But before any of this even matters to Miami, they have to ensure that Wade resigns. The repeated insinuations by the Celtics’ color commentator during game four that “this could be Wade’s last game in a Heat uniform” were certainly unnerving. As if! The proposition is a doomsday scenario, and would spell the crippling of the franchise, even if the Heat did sign another all star. I, for one, choose to take solace in Wade’s increasingly suggestive comments in recent interviews while nervously awaiting this summer’s soap opera to unfold. “I’ve said it all year. My heart is here. Everybody knows me, I’m mostly heart more so than anything. That’s all I can say. My heart is in Miami and if everything works out I’ll be in Miami again.” And if everything does work out, Miami, and the NBA, very well might be on the verge of birthing a new basketballing dynasty, one that would demand the creation of an entirely new slang lexicon where “talking to the hand” means the affirmation of greatness. Word? Word.

Greg Oden will not only be suiting up for today's game against the Bulls, but he will be in the starting lineup. This marks the first time that Oden will be in an NBA starting lineup since December 2009 and bodes extremely well for the Heat. He's been playing relatively regularly with no notable setbacks (crossing fingers). Miami's training staff has done a great job staying disciplined with its approach to getting Oden back into shape so that he can make an impact in the playoffs against Indiana for the ECF and whoever comes out of the Western Conference for the Finals. With Lebron sitting out this afternoon to nurse his broken nose, this should be a good spark for Miami.

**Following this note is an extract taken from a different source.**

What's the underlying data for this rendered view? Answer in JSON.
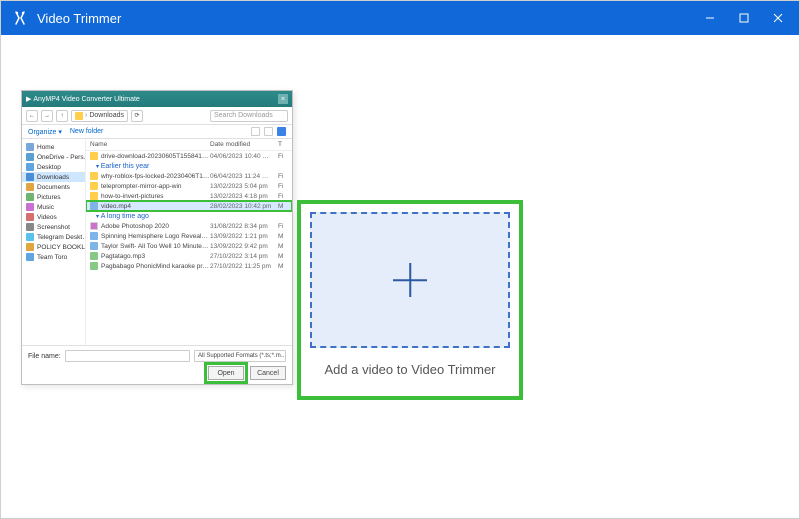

It should be interesting to see how many minutes Oden logs this afternoon. His conditioning is getting better, but he still has only broken double digits in minutes a couple times thus far. I'd like to see him get at least 15 minutes tonight. Starting should help him stay warm when he re-enters the game (to start the second half) while giving him plenty of rest in between spurts on the court.

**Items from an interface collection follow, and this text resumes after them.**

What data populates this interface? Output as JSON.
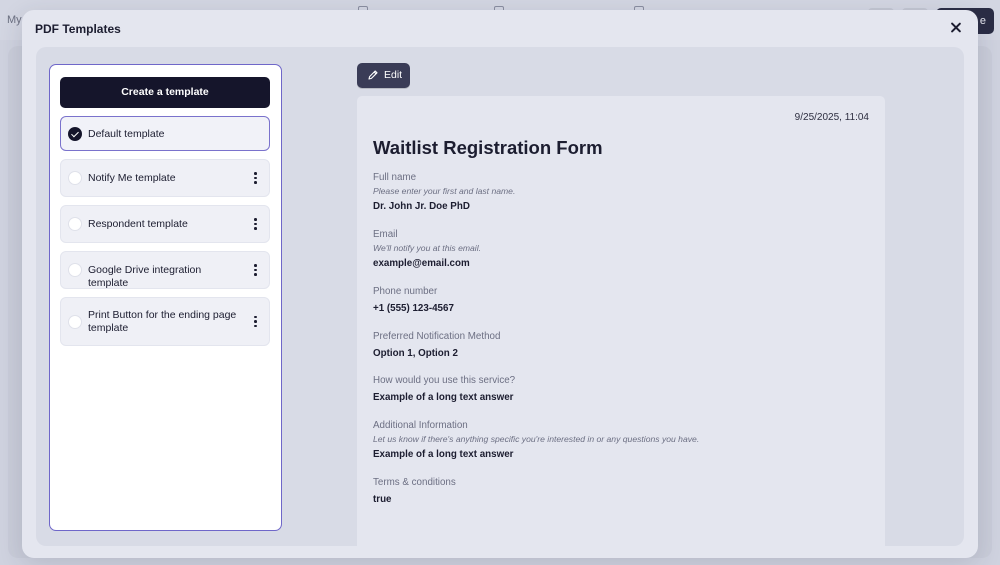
{
  "background": {
    "app_label": "My",
    "cta_label": "e"
  },
  "modal": {
    "title": "PDF Templates",
    "create_button": "Create a template",
    "edit_button": "Edit",
    "templates": [
      {
        "label": "Default template",
        "selected": true
      },
      {
        "label": "Notify Me template",
        "selected": false
      },
      {
        "label": "Respondent template",
        "selected": false
      },
      {
        "label": "Google Drive integration template",
        "selected": false
      },
      {
        "label": "Print Button for the ending page template",
        "selected": false
      }
    ]
  },
  "preview": {
    "date": "9/25/2025, 11:04",
    "form_title": "Waitlist Registration Form",
    "fields": [
      {
        "label": "Full name",
        "help": "Please enter your first and last name.",
        "value": "Dr. John Jr. Doe PhD"
      },
      {
        "label": "Email",
        "help": "We'll notify you at this email.",
        "value": "example@email.com"
      },
      {
        "label": "Phone number",
        "help": "",
        "value": "+1 (555) 123-4567"
      },
      {
        "label": "Preferred Notification Method",
        "help": "",
        "value": "Option 1, Option 2"
      },
      {
        "label": "How would you use this service?",
        "help": "",
        "value": "Example of a long text answer"
      },
      {
        "label": "Additional Information",
        "help": "Let us know if there's anything specific you're interested in or any questions you have.",
        "value": "Example of a long text answer"
      },
      {
        "label": "Terms & conditions",
        "help": "",
        "value": "true"
      }
    ]
  },
  "colors": {
    "accent": "#6f67c9",
    "primary_dark": "#15152b",
    "edit_button": "#3a3c57"
  },
  "icons": {
    "close": "close-icon",
    "check": "check-icon",
    "kebab": "kebab-menu-icon",
    "edit": "pencil-icon"
  }
}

It's unlikely that Philadelphia agrees to buy out Danny Granger's contract for the remainder of the year. But, if for some reason this actually does happen, that opens the window for Granger to go to the Heat, which will make the Turner/Allen-Granger Trade a colossal mistake for Indiana. Even if everything goes right though, it seems like Granger might prefer to go to the Thunder or Spurs. Both of those teams might actually have the ability to afford to pay him on a new deal next year and can offer Granger significant playing time. The Spurs have a knack for salvaging veteran players whose careers have been threatened by prolonged injury or other fit issues and Granger would be a great fit in their system. The Heat, on the other hand, have also demonstrated the fountain-of-youth-type ability to resuscitate the careers of yesterday's stars. Granger would have to hold a serious grudge against Indiana to run off and join the Heat, but if he's truly hungry for a championship, he might just do that. Miami is probably the best stage for him to show off the mark he can make on a new team and the role he will be able to play on a championship contender; he needs to prove he can still make a big impact in order to get the type of new contract he would have been all but guaranteed had he not continued to have injury struggles over the past couple of years.

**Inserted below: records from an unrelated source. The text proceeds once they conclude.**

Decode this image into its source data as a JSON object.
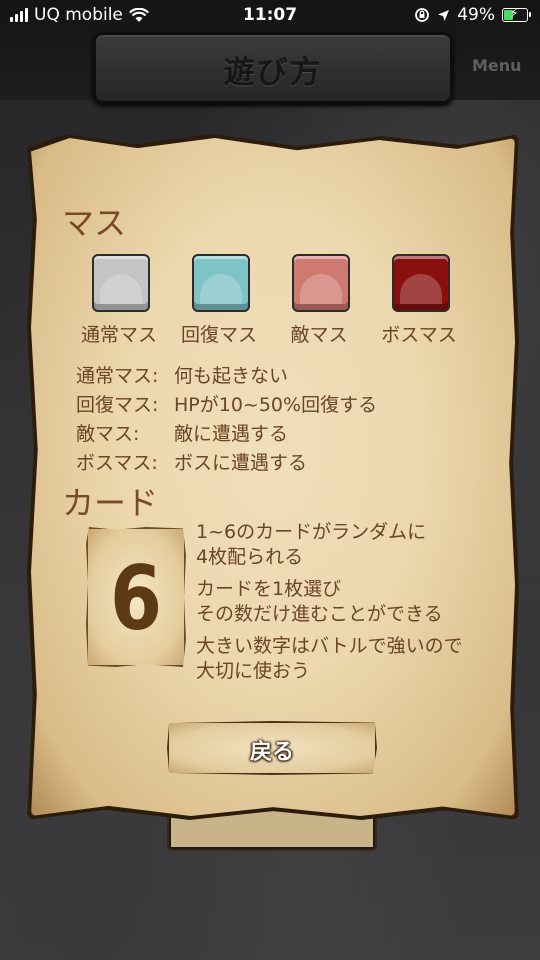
{
  "status_bar": {
    "carrier": "UQ mobile",
    "time": "11:07",
    "battery": "49%",
    "battery_level": 0.49
  },
  "header": {
    "title": "遊び方",
    "menu_label": "Menu"
  },
  "squares_section": {
    "heading": "マス",
    "tiles": [
      {
        "label": "通常マス",
        "color": "#c4c4c4"
      },
      {
        "label": "回復マス",
        "color": "#7ec3c6"
      },
      {
        "label": "敵マス",
        "color": "#cf7a70"
      },
      {
        "label": "ボスマス",
        "color": "#8a1010"
      }
    ],
    "descriptions": [
      {
        "label": "通常マス:",
        "text": "何も起きない"
      },
      {
        "label": "回復マス:",
        "text": "HPが10~50%回復する"
      },
      {
        "label": "敵マス:",
        "text": "敵に遭遇する"
      },
      {
        "label": "ボスマス:",
        "text": "ボスに遭遇する"
      }
    ]
  },
  "cards_section": {
    "heading": "カード",
    "card_value": "6",
    "lines": [
      "1~6のカードがランダムに",
      "4枚配られる",
      "カードを1枚選び",
      "その数だけ進むことができる",
      "大きい数字はバトルで強いので",
      "大切に使おう"
    ]
  },
  "back_button": {
    "label": "戻る"
  },
  "colors": {
    "parchment": "#ecd7ae",
    "text_brown": "#6a4528",
    "heading_brown": "#7a4a26",
    "card_number": "#5c3a14"
  }
}
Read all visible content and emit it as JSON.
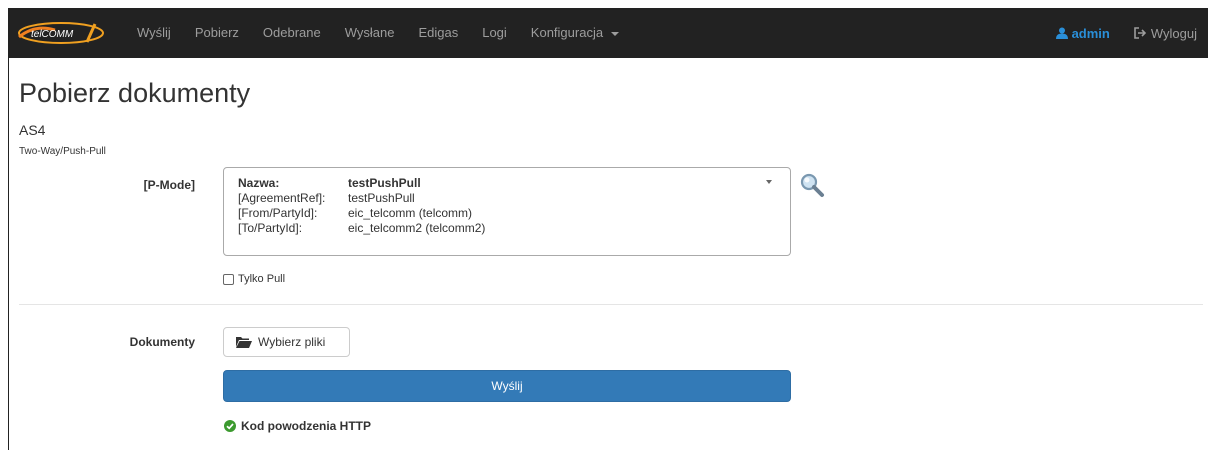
{
  "navbar": {
    "logo_text": "telCOMM",
    "items": [
      {
        "label": "Wyślij"
      },
      {
        "label": "Pobierz"
      },
      {
        "label": "Odebrane"
      },
      {
        "label": "Wysłane"
      },
      {
        "label": "Edigas"
      },
      {
        "label": "Logi"
      },
      {
        "label": "Konfiguracja"
      }
    ],
    "user": "admin",
    "logout": "Wyloguj",
    "accent_color": "#2a8fd8"
  },
  "page": {
    "title": "Pobierz dokumenty",
    "subtitle": "AS4",
    "mode": "Two-Way/Push-Pull"
  },
  "form": {
    "pmode_label": "[P-Mode]",
    "pmode": {
      "rows": [
        {
          "key": "Nazwa:",
          "value": "testPushPull"
        },
        {
          "key": "[AgreementRef]:",
          "value": "testPushPull"
        },
        {
          "key": "[From/PartyId]:",
          "value": "eic_telcomm (telcomm)"
        },
        {
          "key": "[To/PartyId]:",
          "value": "eic_telcomm2 (telcomm2)"
        }
      ]
    },
    "only_pull_label": "Tylko Pull",
    "only_pull_checked": false,
    "documents_label": "Dokumenty",
    "choose_files_label": "Wybierz pliki",
    "send_label": "Wyślij",
    "send_color": "#337ab7"
  },
  "status": {
    "text": "Kod powodzenia HTTP",
    "icon": "check-circle-icon",
    "color": "#3c9a2f"
  }
}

Still, any scenario in which Granger leaves the Sixers before the end of this season remains a long shot, even if Granger gives the them a big financial break on the buyout. Essentially, they would have been giving up Lavoy Allen and Evan Turner for some minor salary relief and a second round pick if they agreed to that. Granted, that situation isn't terrible, but you'd have to assume Sam Hinkie was intrigued by the sign-and-trade possibilities for Granger to squeeze out another pick or two or some more cash when he made this deal. If the Sixers got Granger to buy into the idea that he was showcasing himself for his next contract, he could fit well into their permanent fast-break style of offense and really pad his stats.